The Rutger Street Mansions: beautiful on the outside, but the insides need a lot of work. Check out the amazing work that the Landmarks Society of Greater Utica is doing to try to preserve buildings like these.
So yes, Utica has its share of urban decay. However, the Landmarks Society is not the only group working to improve and restore beautiful buildings in Utica. Urban Renewal and Housing Visions are both working hard to revitalize neglected neighborhoods, and they are doing some pretty impressive work. And while some people may cite low housing prices in the city as a reason to look elsewhere, I say, welcome to a beautiful and historic community that is made stronger by your support, Uticans!
And why would you want to start a business out in the middle of nowhere when you could have a gorgeous building on Main Street, right next to the train station?
Because I don’t know about you, but my idea of a “neighborhood” restaurant is not one that is 4 miles outside of town and surrounded by a sea of parking lots.
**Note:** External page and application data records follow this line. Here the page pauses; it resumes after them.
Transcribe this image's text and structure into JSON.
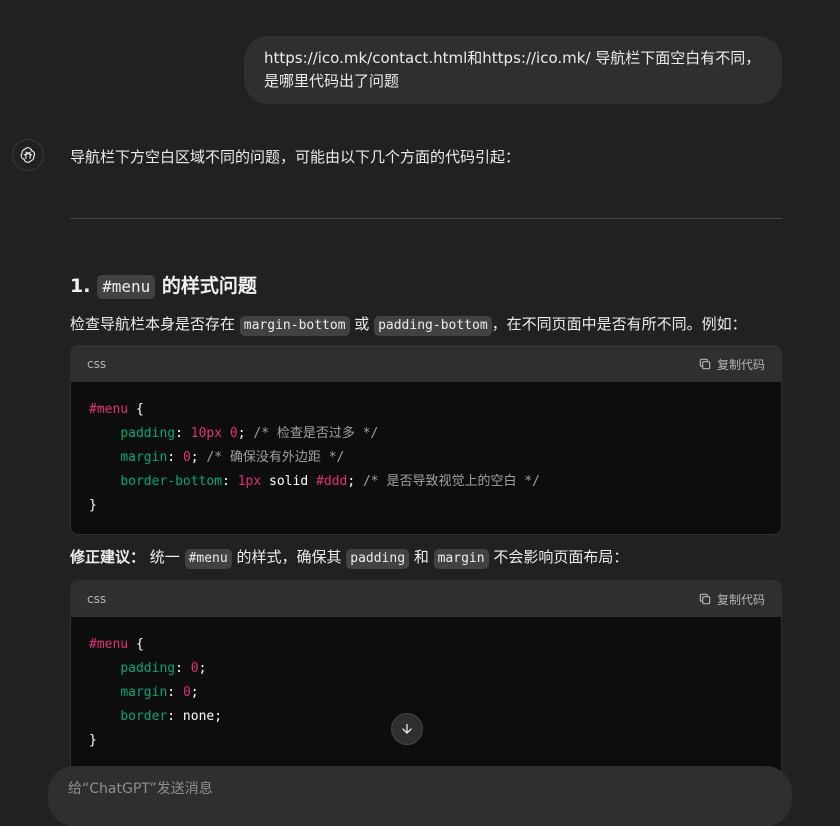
{
  "user_message": {
    "line1": "https://ico.mk/contact.html和https://ico.mk/ 导航栏下面空白有不同，",
    "line2": "是哪里代码出了问题"
  },
  "assistant": {
    "avatar_icon": "openai-logo-icon",
    "intro": "导航栏下方空白区域不同的问题，可能由以下几个方面的代码引起：",
    "section1": {
      "heading_prefix": "1. ",
      "heading_code": "#menu",
      "heading_suffix": " 的样式问题",
      "para_a": "检查导航栏本身是否存在 ",
      "para_code1": "margin-bottom",
      "para_b": " 或 ",
      "para_code2": "padding-bottom",
      "para_c": "，在不同页面中是否有所不同。例如："
    },
    "codeblock1": {
      "lang": "css",
      "copy_label": "复制代码",
      "lines": [
        [
          [
            "sel",
            "#menu"
          ],
          [
            "plain",
            " {"
          ]
        ],
        [
          [
            "plain",
            "    "
          ],
          [
            "prop",
            "padding"
          ],
          [
            "plain",
            ": "
          ],
          [
            "num",
            "10px 0"
          ],
          [
            "plain",
            "; "
          ],
          [
            "cmt",
            "/* 检查是否过多 */"
          ]
        ],
        [
          [
            "plain",
            "    "
          ],
          [
            "prop",
            "margin"
          ],
          [
            "plain",
            ": "
          ],
          [
            "num",
            "0"
          ],
          [
            "plain",
            "; "
          ],
          [
            "cmt",
            "/* 确保没有外边距 */"
          ]
        ],
        [
          [
            "plain",
            "    "
          ],
          [
            "prop",
            "border-bottom"
          ],
          [
            "plain",
            ": "
          ],
          [
            "num",
            "1px"
          ],
          [
            "plain",
            " solid "
          ],
          [
            "num",
            "#ddd"
          ],
          [
            "plain",
            "; "
          ],
          [
            "cmt",
            "/* 是否导致视觉上的空白 */"
          ]
        ],
        [
          [
            "plain",
            "}"
          ]
        ]
      ]
    },
    "fix_para": {
      "bold": "修正建议：",
      "text_a": " 统一 ",
      "code1": "#menu",
      "text_b": " 的样式，确保其 ",
      "code2": "padding",
      "text_c": " 和 ",
      "code3": "margin",
      "text_d": " 不会影响页面布局："
    },
    "codeblock2": {
      "lang": "css",
      "copy_label": "复制代码",
      "lines": [
        [
          [
            "sel",
            "#menu"
          ],
          [
            "plain",
            " {"
          ]
        ],
        [
          [
            "plain",
            "    "
          ],
          [
            "prop",
            "padding"
          ],
          [
            "plain",
            ": "
          ],
          [
            "num",
            "0"
          ],
          [
            "plain",
            ";"
          ]
        ],
        [
          [
            "plain",
            "    "
          ],
          [
            "prop",
            "margin"
          ],
          [
            "plain",
            ": "
          ],
          [
            "num",
            "0"
          ],
          [
            "plain",
            ";"
          ]
        ],
        [
          [
            "plain",
            "    "
          ],
          [
            "prop",
            "border"
          ],
          [
            "plain",
            ": none;"
          ]
        ],
        [
          [
            "plain",
            "}"
          ]
        ]
      ]
    }
  },
  "composer": {
    "placeholder": "给“ChatGPT”发送消息"
  },
  "colors": {
    "background": "#212121",
    "bubble": "#2f2f2f",
    "code_bg": "#0d0d0d",
    "selector": "#df3079",
    "property": "#00a67d",
    "comment": "#a0a0a0"
  }
}
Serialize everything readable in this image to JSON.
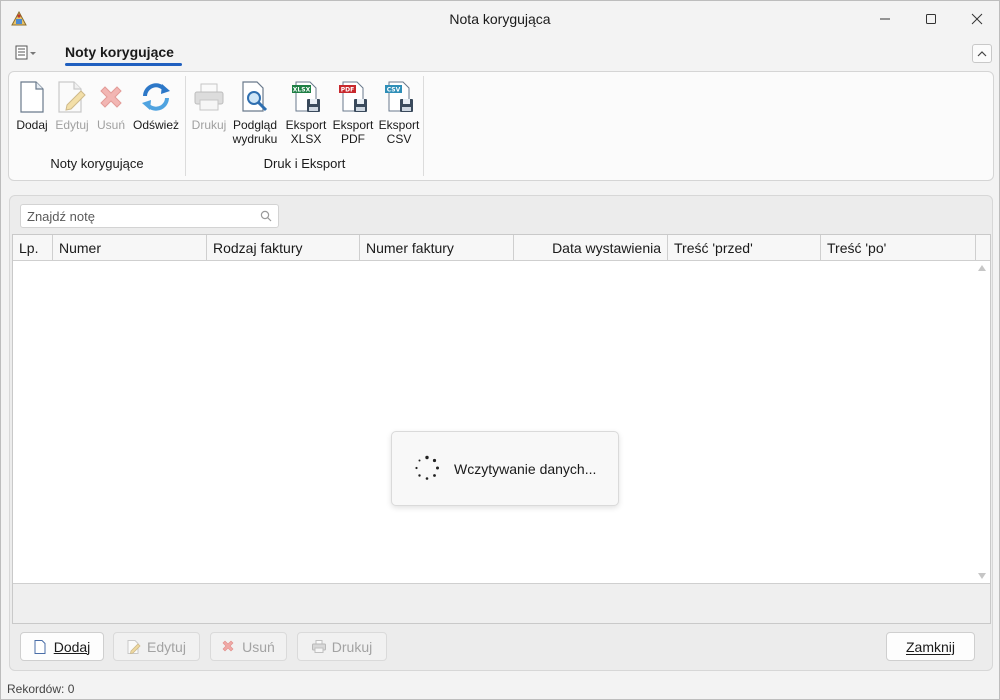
{
  "window": {
    "title": "Nota korygująca",
    "icons": {
      "app": "app-logo-icon",
      "minimize": "minimize-icon",
      "maximize": "maximize-icon",
      "close": "close-icon"
    }
  },
  "ribbon": {
    "tab": "Noty korygujące",
    "groups": [
      {
        "label": "Noty korygujące",
        "buttons": [
          {
            "label": "Dodaj",
            "icon": "new-document-icon",
            "enabled": true
          },
          {
            "label": "Edytuj",
            "icon": "edit-document-icon",
            "enabled": false
          },
          {
            "label": "Usuń",
            "icon": "delete-x-icon",
            "enabled": false
          },
          {
            "label": "Odśwież",
            "icon": "refresh-icon",
            "enabled": true
          }
        ]
      },
      {
        "label": "Druk i Eksport",
        "buttons": [
          {
            "label": "Drukuj",
            "icon": "printer-icon",
            "enabled": false
          },
          {
            "label": "Podgląd wydruku",
            "icon": "print-preview-icon",
            "enabled": true
          },
          {
            "label": "Eksport XLSX",
            "icon": "xlsx-export-icon",
            "badge": "XLSX",
            "enabled": true
          },
          {
            "label": "Eksport PDF",
            "icon": "pdf-export-icon",
            "badge": "PDF",
            "enabled": true
          },
          {
            "label": "Eksport CSV",
            "icon": "csv-export-icon",
            "badge": "CSV",
            "enabled": true
          }
        ]
      }
    ]
  },
  "search": {
    "placeholder": "Znajdź notę",
    "value": ""
  },
  "table": {
    "columns": [
      "Lp.",
      "Numer",
      "Rodzaj faktury",
      "Numer faktury",
      "Data wystawienia",
      "Treść 'przed'",
      "Treść 'po'"
    ],
    "rows": []
  },
  "loading": {
    "text": "Wczytywanie danych..."
  },
  "actions": {
    "add": {
      "label": "Dodaj",
      "enabled": true
    },
    "edit": {
      "label": "Edytuj",
      "enabled": false
    },
    "delete": {
      "label": "Usuń",
      "enabled": false
    },
    "print": {
      "label": "Drukuj",
      "enabled": false
    },
    "close": {
      "label": "Zamknij",
      "enabled": true
    }
  },
  "status": {
    "records": "Rekordów: 0"
  },
  "colors": {
    "accent": "#1f5fbf",
    "disabled_text": "#a0a0a0",
    "xlsx": "#1e7f45",
    "pdf": "#c8282d",
    "csv": "#2f8fb8"
  }
}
Speaking of new local businesses…if you haven’t heard the news, General Electric is coming back to the area along with Austrian company AMS in the form of Nano Utica, bringing thousands of jobs and $3.5 billion in investments (and GE is apparently offering an average salary of $91,000). So, if you’re one of the new employers or employees moving to the area, welcome! Do you like sports?
Hockey is back in Utica, and people love it! Catch the Comets playing at the Utica Auditorium after dinner at Gerber’s 1933 Pub—where the theme is the 1930s and they have a special menu on game nights.
The Annual 15k Boilermaker Road Race has become so popular that it draws long distance runners from all over the world. Locals have to wait at home by their computers on the day of registry to try to get a spot in the lineup, as the race usually fills up in the first hour!
After a long day of enjoying the sights of Utica, if you’re looking for some quiet recreational time, T.R. and F.T. Proctor Park in East Utica are a great place for a walk, run or bike ride. These beautiful parks were designed by the Olmsted Brothers Landscape Architects (you may have heard of them and their dad, Frederick Law Olmstead, who designed Central Park in NYC) and it’s where our annual fireworks show is held on July 4th.
Speaking of bikes, if you want to rent or buy a bike or get yours fixed, check out Welch’s Bicycle & Ski Shop in West Utica. They’re a family run business that’s been operating in the city for decades and will go out of their way to help a biker in need. When our friends visited from Seattle, Welch’s rented them bikes for $20 a day. It’s a great way to get around the city, and you see more of the little things when you’re traveling at a slower pace!
There is also a beautiful scenic bike path along the historic Erie Canal. Enter near Aquavino Restaurant in North Utica or at Barnes Ave to the left of Sal’s Auto Repair in West Utica, and you can bike, walk, or run all the way across the state.
Or don’t rely on my advice, just take a ride around the city and discover it for yourself! There’s more to see and do than just what I’ve mentioned here, so post a comment below and share your favorite place/thing to do in Utica with me. :)